Where a record contains a picture, omit the picture and repeat the rest exactly.

★ ★ ★ ★ ★

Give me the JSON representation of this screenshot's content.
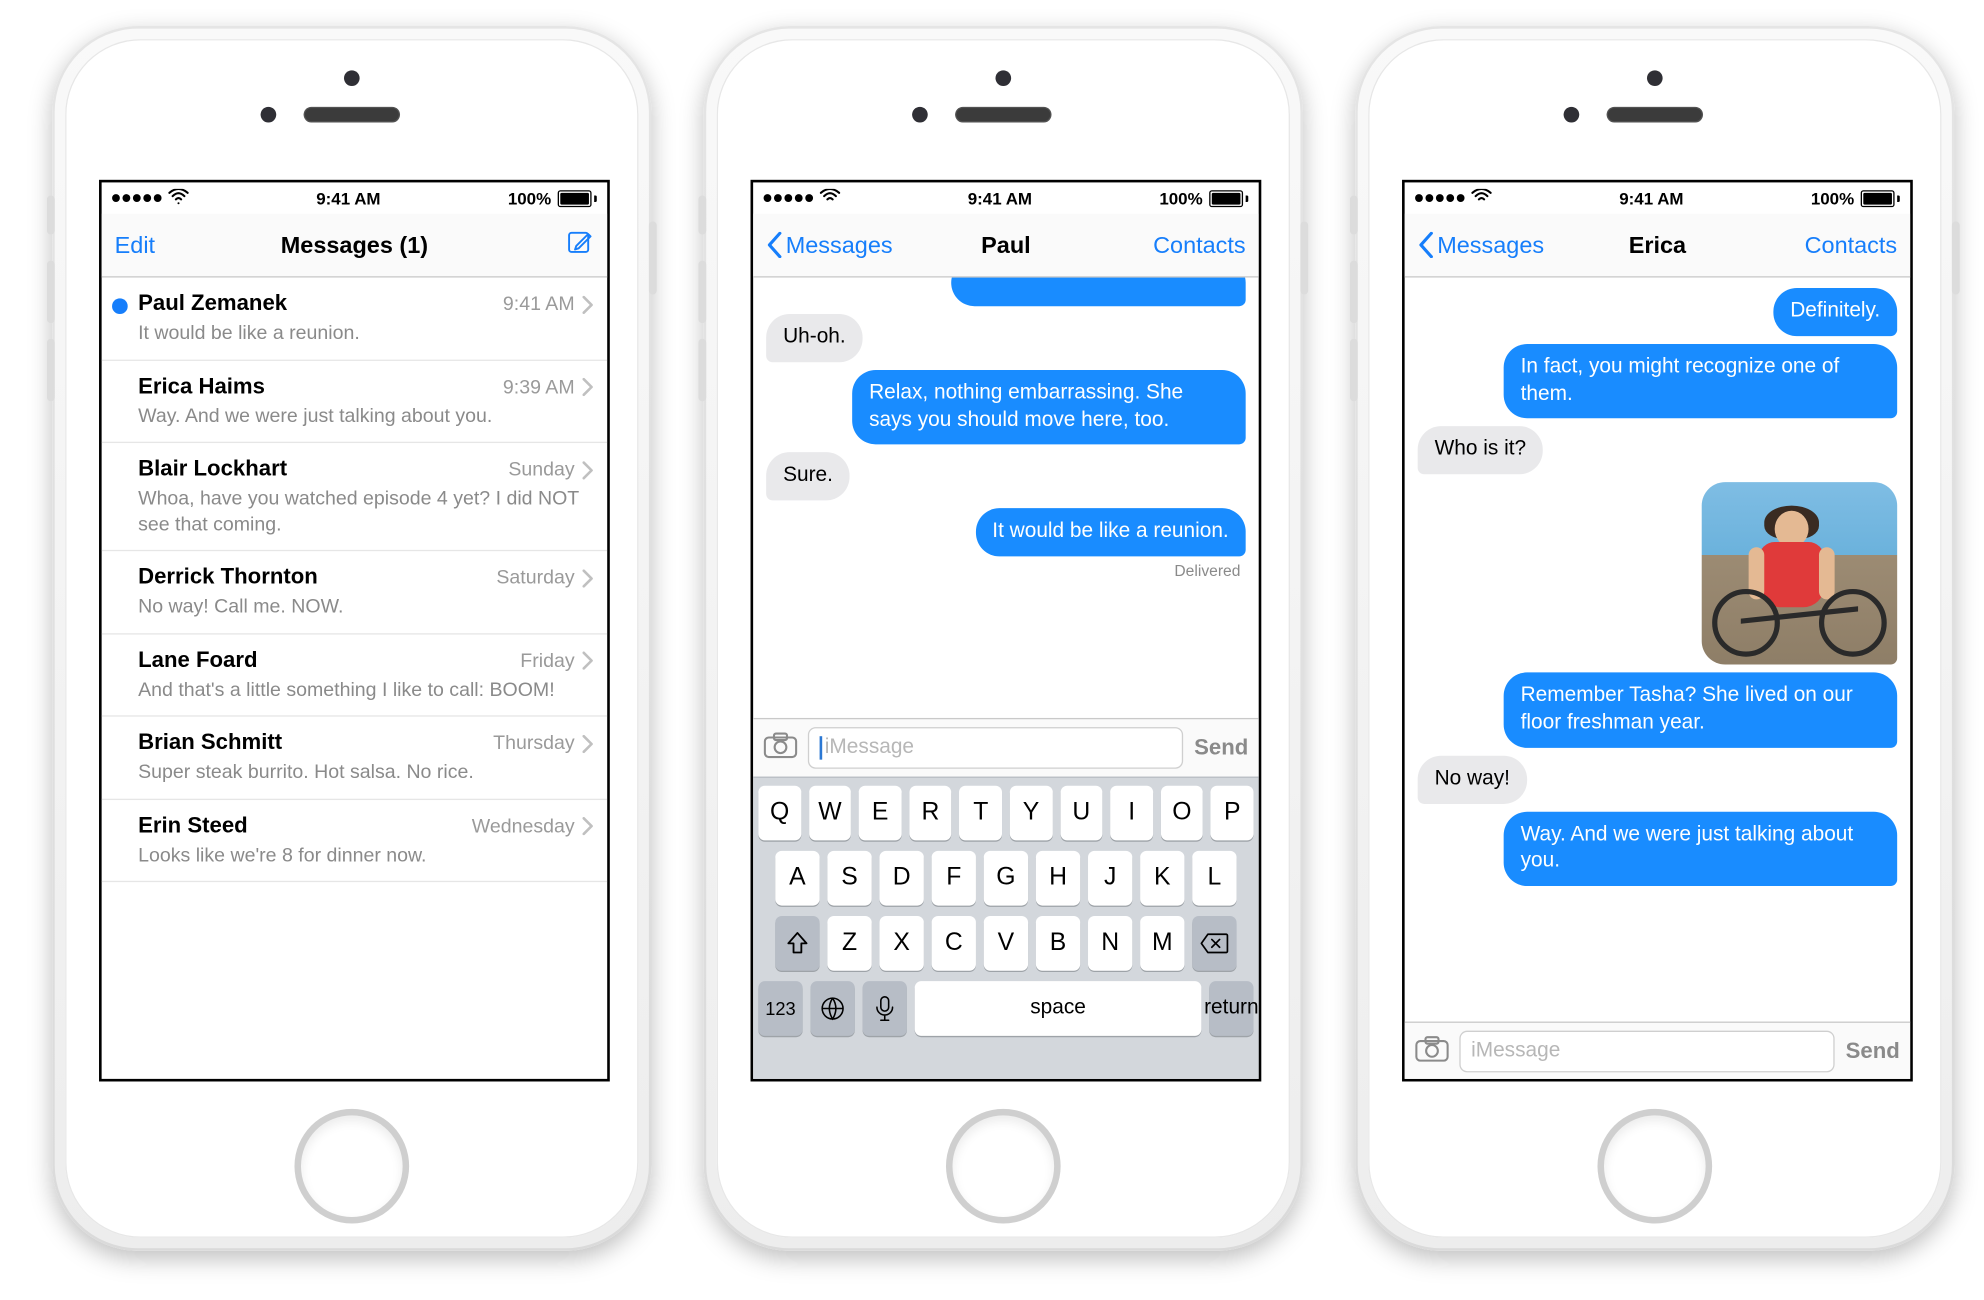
{
  "status": {
    "time": "9:41 AM",
    "battery_pct": "100%"
  },
  "phone1": {
    "nav": {
      "left": "Edit",
      "title": "Messages (1)"
    },
    "rows": [
      {
        "name": "Paul Zemanek",
        "ts": "9:41 AM",
        "preview": "It would be like a reunion.",
        "unread": true
      },
      {
        "name": "Erica Haims",
        "ts": "9:39 AM",
        "preview": "Way. And we were just talking about you.",
        "unread": false
      },
      {
        "name": "Blair Lockhart",
        "ts": "Sunday",
        "preview": "Whoa, have you watched episode 4 yet? I did NOT see that coming.",
        "unread": false
      },
      {
        "name": "Derrick Thornton",
        "ts": "Saturday",
        "preview": "No way! Call me. NOW.",
        "unread": false
      },
      {
        "name": "Lane Foard",
        "ts": "Friday",
        "preview": "And that's a little something I like to call: BOOM!",
        "unread": false
      },
      {
        "name": "Brian Schmitt",
        "ts": "Thursday",
        "preview": "Super steak burrito. Hot salsa. No rice.",
        "unread": false
      },
      {
        "name": "Erin Steed",
        "ts": "Wednesday",
        "preview": "Looks like we're 8 for dinner now.",
        "unread": false
      }
    ]
  },
  "phone2": {
    "nav": {
      "back": "Messages",
      "title": "Paul",
      "right": "Contacts"
    },
    "messages": [
      {
        "side": "rcvd",
        "text": "Uh-oh."
      },
      {
        "side": "sent",
        "text": "Relax, nothing embarrassing. She says you should move here, too."
      },
      {
        "side": "rcvd",
        "text": "Sure."
      },
      {
        "side": "sent",
        "text": "It would be like a reunion."
      }
    ],
    "delivered": "Delivered",
    "input_placeholder": "iMessage",
    "send_label": "Send",
    "keyboard": {
      "row1": [
        "Q",
        "W",
        "E",
        "R",
        "T",
        "Y",
        "U",
        "I",
        "O",
        "P"
      ],
      "row2": [
        "A",
        "S",
        "D",
        "F",
        "G",
        "H",
        "J",
        "K",
        "L"
      ],
      "row3": [
        "Z",
        "X",
        "C",
        "V",
        "B",
        "N",
        "M"
      ],
      "mode": "123",
      "space": "space",
      "ret": "return"
    }
  },
  "phone3": {
    "nav": {
      "back": "Messages",
      "title": "Erica",
      "right": "Contacts"
    },
    "messages": [
      {
        "side": "sent",
        "text": "Definitely."
      },
      {
        "side": "sent",
        "text": "In fact, you might recognize one of them."
      },
      {
        "side": "rcvd",
        "text": "Who is it?"
      },
      {
        "side": "image"
      },
      {
        "side": "sent",
        "text": "Remember Tasha? She lived on our floor freshman year."
      },
      {
        "side": "rcvd",
        "text": "No way!"
      },
      {
        "side": "sent",
        "text": "Way. And we were just talking about you."
      }
    ],
    "input_placeholder": "iMessage",
    "send_label": "Send"
  }
}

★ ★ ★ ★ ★

Written solution ->
Give me the JSON representation of this screenshot's content.
{
  "status": {
    "time": "9:41 AM",
    "battery_pct": "100%"
  },
  "phone1": {
    "nav": {
      "left": "Edit",
      "title": "Messages (1)"
    },
    "rows": [
      {
        "name": "Paul Zemanek",
        "ts": "9:41 AM",
        "preview": "It would be like a reunion.",
        "unread": true
      },
      {
        "name": "Erica Haims",
        "ts": "9:39 AM",
        "preview": "Way. And we were just talking about you.",
        "unread": false
      },
      {
        "name": "Blair Lockhart",
        "ts": "Sunday",
        "preview": "Whoa, have you watched episode 4 yet? I did NOT see that coming.",
        "unread": false
      },
      {
        "name": "Derrick Thornton",
        "ts": "Saturday",
        "preview": "No way! Call me. NOW.",
        "unread": false
      },
      {
        "name": "Lane Foard",
        "ts": "Friday",
        "preview": "And that's a little something I like to call: BOOM!",
        "unread": false
      },
      {
        "name": "Brian Schmitt",
        "ts": "Thursday",
        "preview": "Super steak burrito. Hot salsa. No rice.",
        "unread": false
      },
      {
        "name": "Erin Steed",
        "ts": "Wednesday",
        "preview": "Looks like we're 8 for dinner now.",
        "unread": false
      }
    ]
  },
  "phone2": {
    "nav": {
      "back": "Messages",
      "title": "Paul",
      "right": "Contacts"
    },
    "messages": [
      {
        "side": "rcvd",
        "text": "Uh-oh."
      },
      {
        "side": "sent",
        "text": "Relax, nothing embarrassing. She says you should move here, too."
      },
      {
        "side": "rcvd",
        "text": "Sure."
      },
      {
        "side": "sent",
        "text": "It would be like a reunion."
      }
    ],
    "delivered": "Delivered",
    "input_placeholder": "iMessage",
    "send_label": "Send",
    "keyboard": {
      "row1": [
        "Q",
        "W",
        "E",
        "R",
        "T",
        "Y",
        "U",
        "I",
        "O",
        "P"
      ],
      "row2": [
        "A",
        "S",
        "D",
        "F",
        "G",
        "H",
        "J",
        "K",
        "L"
      ],
      "row3": [
        "Z",
        "X",
        "C",
        "V",
        "B",
        "N",
        "M"
      ],
      "mode": "123",
      "space": "space",
      "ret": "return"
    }
  },
  "phone3": {
    "nav": {
      "back": "Messages",
      "title": "Erica",
      "right": "Contacts"
    },
    "messages": [
      {
        "side": "sent",
        "text": "Definitely."
      },
      {
        "side": "sent",
        "text": "In fact, you might recognize one of them."
      },
      {
        "side": "rcvd",
        "text": "Who is it?"
      },
      {
        "side": "image"
      },
      {
        "side": "sent",
        "text": "Remember Tasha? She lived on our floor freshman year."
      },
      {
        "side": "rcvd",
        "text": "No way!"
      },
      {
        "side": "sent",
        "text": "Way. And we were just talking about you."
      }
    ],
    "input_placeholder": "iMessage",
    "send_label": "Send"
  }
}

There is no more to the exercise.